Thursday, 30 August 2012

Landlord vs Tenants

The private renting system can land both tenants and landlords in the soup when care is not taken. Two recent articles, one from the Herald Express; detailing rogue landlords in Torbay, South Devon, the other from the Central Somerset Gazette; concerning appalling tenants in Glastonbury.

Within Torbay, private landlords hold hundreds of low quality, ill-kept and poorly maintained properties across the resort. Many are often in the most deprived areas of the town, areas amok with the less disciplined kind of youth, prone to outbreaks of graffiti, noise and violence. Within just the last year, there have been 1400 complaints from local tenants, compared to just 3 and 40 from nearby, comparable towns.
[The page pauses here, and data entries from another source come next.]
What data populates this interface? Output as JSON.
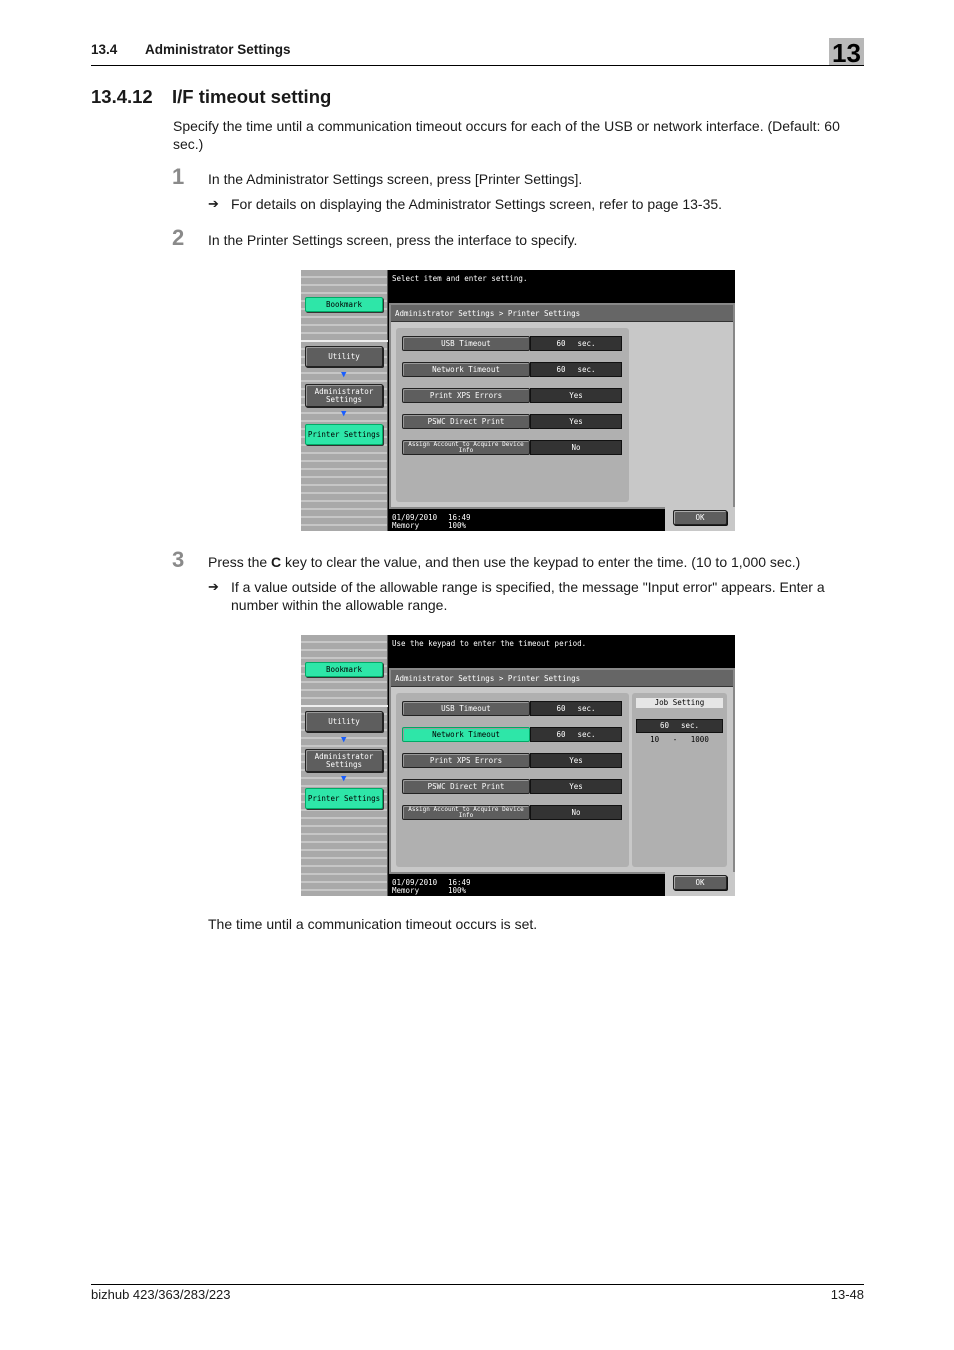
{
  "header": {
    "section_number": "13.4",
    "section_title": "Administrator Settings",
    "chapter": "13"
  },
  "title": {
    "number": "13.4.12",
    "text": "I/F timeout setting"
  },
  "intro": "Specify the time until a communication timeout occurs for each of the USB or network interface. (Default: 60 sec.)",
  "steps": [
    {
      "number": "1",
      "text": "In the Administrator Settings screen, press [Printer Settings].",
      "note": "For details on displaying the Administrator Settings screen, refer to page 13-35."
    },
    {
      "number": "2",
      "text": "In the Printer Settings screen, press the interface to specify."
    },
    {
      "number": "3",
      "text_before": "Press the ",
      "text_bold": "C",
      "text_after": " key to clear the value, and then use the keypad to enter the time. (10 to 1,000 sec.)",
      "note": "If a value outside of the allowable range is specified, the message \"Input error\" appears. Enter a number within the allowable range."
    }
  ],
  "arrow_glyph": "➔",
  "screen1": {
    "message": "Select item and enter setting.",
    "bookmark": "Bookmark",
    "nav": [
      "Utility",
      "Administrator Settings",
      "Printer Settings"
    ],
    "breadcrumb": "Administrator Settings > Printer Settings",
    "rows": [
      {
        "label": "USB Timeout",
        "value": "60",
        "unit": "sec."
      },
      {
        "label": "Network Timeout",
        "value": "60",
        "unit": "sec."
      },
      {
        "label": "Print XPS Errors",
        "value": "Yes",
        "unit": ""
      },
      {
        "label": "PSWC Direct Print",
        "value": "Yes",
        "unit": ""
      },
      {
        "label": "Assign Account to Acquire Device Info",
        "value": "No",
        "unit": ""
      }
    ],
    "date": "01/09/2010",
    "time": "16:49",
    "memory_label": "Memory",
    "memory_value": "100%",
    "ok": "OK"
  },
  "screen2": {
    "message": "Use the keypad to enter the timeout period.",
    "bookmark": "Bookmark",
    "nav": [
      "Utility",
      "Administrator Settings",
      "Printer Settings"
    ],
    "breadcrumb": "Administrator Settings > Printer Settings",
    "rows": [
      {
        "label": "USB Timeout",
        "value": "60",
        "unit": "sec."
      },
      {
        "label": "Network Timeout",
        "value": "60",
        "unit": "sec."
      },
      {
        "label": "Print XPS Errors",
        "value": "Yes",
        "unit": ""
      },
      {
        "label": "PSWC Direct Print",
        "value": "Yes",
        "unit": ""
      },
      {
        "label": "Assign Account to Acquire Device Info",
        "value": "No",
        "unit": ""
      }
    ],
    "active_row": "Network Timeout",
    "job_setting": {
      "title": "Job Setting",
      "value": "60",
      "unit": "sec.",
      "range_min": "10",
      "range_sep": "-",
      "range_max": "1000"
    },
    "date": "01/09/2010",
    "time": "16:49",
    "memory_label": "Memory",
    "memory_value": "100%",
    "ok": "OK"
  },
  "result": "The time until a communication timeout occurs is set.",
  "footer": {
    "model": "bizhub 423/363/283/223",
    "page": "13-48"
  },
  "colors": {
    "highlight": "#2ee6a8",
    "step_number": "#8a8a8a",
    "chapter_box": "#b8b8b8"
  }
}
The landlords evict any tenant that complains about the low standard of living/quality of life.

The Glastonbury report tells the story of a landlord who accepted tenants on housing benefit and under the care of social services in the mistaken belief that this would provide some form of security, in that the public sector would ensure his new tenants are kept in line. However, when they finally moved out the unfortunate landlord discovered his house had been effectively ruined, with human excrement on the walls and the interior furniture left in wreckage.

Both cases highlight the importance of ensuring a detailed check is made on both sides of the tenancy agreement. Both the landlord and the tenant-to-be are making a costly decision that significantly affects their lives. Such a decision cannot be entered lightly and without the utmost care. The landlord should make use of a professional tenant letting service which obtains references from past landlords to check how they treat a property and their employer to check they can pay the rent.
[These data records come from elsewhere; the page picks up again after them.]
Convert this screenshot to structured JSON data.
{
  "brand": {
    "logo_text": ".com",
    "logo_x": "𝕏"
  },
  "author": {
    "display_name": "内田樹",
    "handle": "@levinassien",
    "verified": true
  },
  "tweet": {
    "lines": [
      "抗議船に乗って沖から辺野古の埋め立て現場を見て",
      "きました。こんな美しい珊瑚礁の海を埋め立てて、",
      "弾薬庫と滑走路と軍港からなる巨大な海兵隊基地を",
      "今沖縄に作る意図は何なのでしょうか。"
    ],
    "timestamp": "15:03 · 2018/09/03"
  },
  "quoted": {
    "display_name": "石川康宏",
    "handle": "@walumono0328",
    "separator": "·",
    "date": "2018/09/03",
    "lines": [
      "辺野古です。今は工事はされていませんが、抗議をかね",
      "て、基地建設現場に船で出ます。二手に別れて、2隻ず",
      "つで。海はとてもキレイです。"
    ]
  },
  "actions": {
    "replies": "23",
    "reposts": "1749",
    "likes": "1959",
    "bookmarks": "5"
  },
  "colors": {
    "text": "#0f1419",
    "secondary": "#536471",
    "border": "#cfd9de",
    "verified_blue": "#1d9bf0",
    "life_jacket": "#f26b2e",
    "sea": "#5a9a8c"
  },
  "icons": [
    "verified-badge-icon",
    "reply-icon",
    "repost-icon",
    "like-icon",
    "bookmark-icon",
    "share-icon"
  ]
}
The tenant should make at least one visit to the property before signing anything. A prospective tenant should make a check-list of what they're looking for in a property, tell-tale signs of maintenance required and prospective problems. They should check the lights, plumbing, electrical, doors, heating and more to know the property they are moving into sufficient to provide for their basic needs. Another useful task would be contacting local residents, scouting the nearby area to judge the quality of the neighbourhood.

Thursday, 23 August 2012

Oxfam Maintenance Initiative

In a new initiative to organise the maintenance and repair of their 128 shops within 30 miles of the Warwickshire area, Oxfam, the global aid and development charity, is setting up a meet event for local contractors to attend.  Over the course of 4 and a half hours on the morning of Wednesday, the 29th of August, a team from Oxfam will personally judge any chain of contractors that turns up. As the event is free and requires no membership in the organisation, Construcionline, that is setting it up, I am sure that they can expect quite a turnout. I am also confident that Oxfam will have a difficult time deciding and judging the relative merits of these excellent tradesmen.

BPM Maintenance is unfortunately too far from the region to participate, though you can count on that we would be there if a similar opportunity opened up in the Bath, Bristol or North east Somerset area. Any contractors that hope for a deal with Oxfam will have to present good evidence that their work is of the highest quality and is affordable for a chain of charity shops. These property maintenance workers will have to remember that Oxfam will not have the budget of a retail company which doesn't rely on goodwill and volunteers to support their business.

Any prospective contractor would need to show good links with local business, especially in the retail sector. They would need to provide a strong range of trades such as plumbing and electrical that may all be required by Oxfam. A charity would certainly prefer to use a single maintenance company rather than organising multiple to work together for a single project, with the escalating costs that would bring. Accreditations and proof of experience and qualifications would certainly be a requirement. BPM Maintenance meets all these stipulations with flying colours; we can only hope that the Bath, Bristol or Somerset area Oxfams conduct a similar meeting with local businesses so we can extend our trade further.

Tuesday, 21 August 2012

The Construction Sector has Shrunk Nearly 10% in the Last Year

On the 10th of August, the Office for National Statistics published a new report showing the construction output figures for the second quarterly period of 2012. Unfortunately the already shrinking building sector has contracted further as the recession continues. Only one sector remained unscathed; non housing repair and maintenance. Thus we at BPM Maintenance have not been hit quite as badly as our competitors, due to our strong relationships with local businesses in the Bath, Bristol and North East Somerset area. We provide as range of commercial and retail maintenance work, that the statistics have shown some growth in; 0.8% year on year.

The Economics Director of the Construction Products Association, Noble Francis, had this to say on the new figures;

‘However, what is most concerning is that private sector activity has also fallen sharply, implying that not just activity but also confidence is sadly lacking.

This situation is rapidly becoming a crisis and at this rate I wouldn't be surprised if manufacturers begin to shut down their operations and lay people off.'

Many experts view growth in the building industry as integral to the economic growth of the country as a whole regaining momentum. The government itself recognises this, but continues to deny the necessary measures to stimulate growth.

The population of the Isles is ever growing, yet the decline in housing repair and maintenance shown in the statistics released may hint that many people are unable to afford professional services and are resorting to DIY to solve plumbing or electrical problems. Many of these maintenance jobs can be more involved and dangerous than they appear. Attempting to re-wire or fix an electrical installation without the necessary training for example, could easily cause further damage or injury.